The Pinellas Park City Council approved the merger of the Equestrian and Recreation Boards at its March 9 meeting.
The city dissolved the Equestrian Board, which was founded in 2003, to establish a new Parks and Recreation Advisory Board. The new board will include 11 seats, nine of which will be reserved for previous Recreation Board members. Two seats will be added and designated for individuals with interests in the city’s equestrian community.
“We felt they were all related and tied in together, so we brought the two boards together,” said Keith Sabiel Jr., recreation director. “It gives more of a chance for [the Equestrian Board members] to voice their concerns and also weigh in on other recreation issues in the city.”
Those who previously sat on the Equestrian Board are encouraged to apply for the two seats, Sabiel said, but anyone with equestrian interests are welcome to fill out an application. The Equestrian Board previously had nine seats.
“We’re disappointed that they are doing away with the advisory board for the equine community,” said Sharon Goldston, the former chair of the Equestrian Board.
While worried this change could stifle the voice of the equestrian community within the city, she said, she was grateful the city was retaining two seats on the new board for equestrian issues.
“We’re sad and disappointed that they felt they needed to do this, but we’re delighted they’ll still hear equestrian issues through these two spots,” she said.
Goldston said she has applied for one of these seats.

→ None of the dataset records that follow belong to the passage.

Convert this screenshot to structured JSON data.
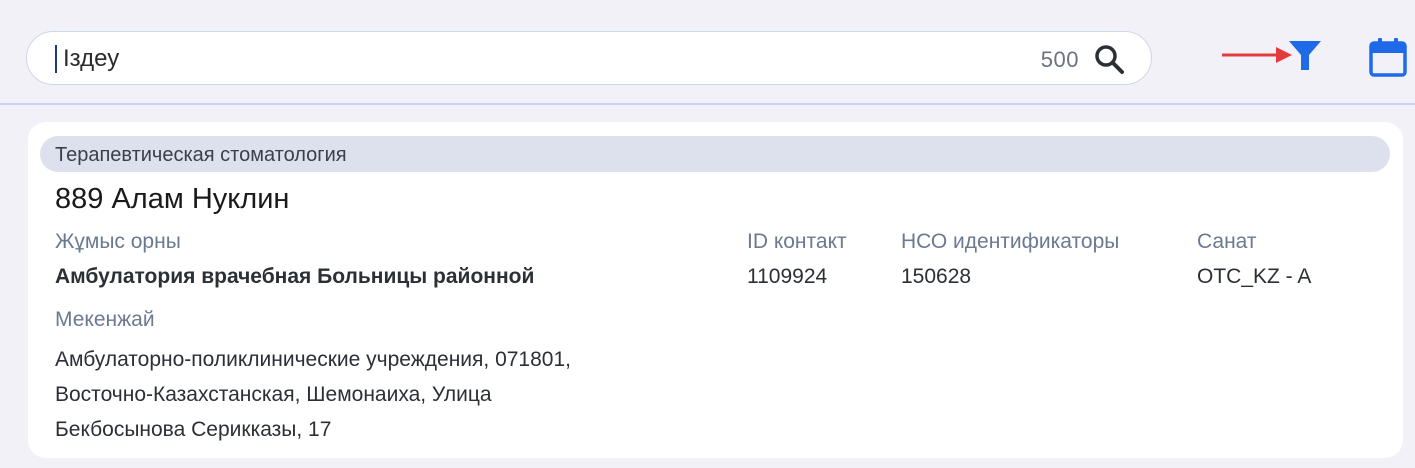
{
  "search": {
    "value": "Іздеу",
    "count": "500"
  },
  "toolbar": {
    "icons": [
      "search-icon",
      "filter-icon",
      "calendar-icon",
      "red-arrow-annotation"
    ],
    "colors": {
      "accent": "#1e6ae8",
      "arrow": "#e23b3b"
    }
  },
  "card": {
    "category": "Терапевтическая стоматология",
    "name": "889 Алам Нуклин",
    "workplace_label": "Жұмыс орны",
    "workplace_value": "Амбулатория врачебная Больницы районной",
    "contact_id_label": "ID контакт",
    "contact_id_value": "1109924",
    "hco_label": "НСО идентификаторы",
    "hco_value": "150628",
    "category_label": "Санат",
    "category_value": "OTC_KZ - A",
    "address_label": "Мекенжай",
    "address_lines": [
      "Амбулаторно-поликлинические учреждения, 071801,",
      "Восточно-Казахстанская, Шемонаиха, Улица",
      "Бекбосынова Серикказы, 17"
    ]
  }
}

The application asks about the number of horses owned, whether applicants own an equestrian-related business and what applicants have done for the equestrian community.
“So the city is dedicated to this,” she said.
Connie Bruce, the Parks and Recreation Advisory Board chair, said she thinks the merger will benefit both groups.
“I actually think this is a good change,” she said. “I think there are a lot of things we can do to work together. We’ll be able to collaborate more. I really believe combining these two boards will allow us to utilize our facilities and time better.”
The two groups were already closely intertwined, she added, since many of the city’s equestrian interests involved city parks and trails. If anything, the merger will give the equestrian community “more of a voice,” she said. There are many parks and recreation events that the equestrian community can participate in and help organize.
Bruce said, “We’re going to try to bring equestrian [interests] more into mainstream parks and recreation.”
Though the Equestrian Board was founded Nov. 13, 2003, its roots go back to the mid-1990s, Goldston said. At that time, the city gave one of the equestrian community’s riding fields at Helen S. Howarth Park, where the Pinellas Park Equestrian Center is located, to a local Little League baseball league.
“The equine community came together over that,” Goldston said.
An advisory board was created, which later officially became the Equestrian Board.
Pinellas Park has always been known as an avid equestrian community, she added. Currently, there are about 1,000 horses within city limits and several hundred just outside those limits. The city also offers 9.6 miles of equestrian trails, which the board helped maintain.
“We’ve done a lot of good in the community,” Goldston said.
So she’s trying to remain hopeful about combining the two boards.
“We have worked so hard to become an equestrian community,” she said. “We don’t want to lose what we have worked to create.”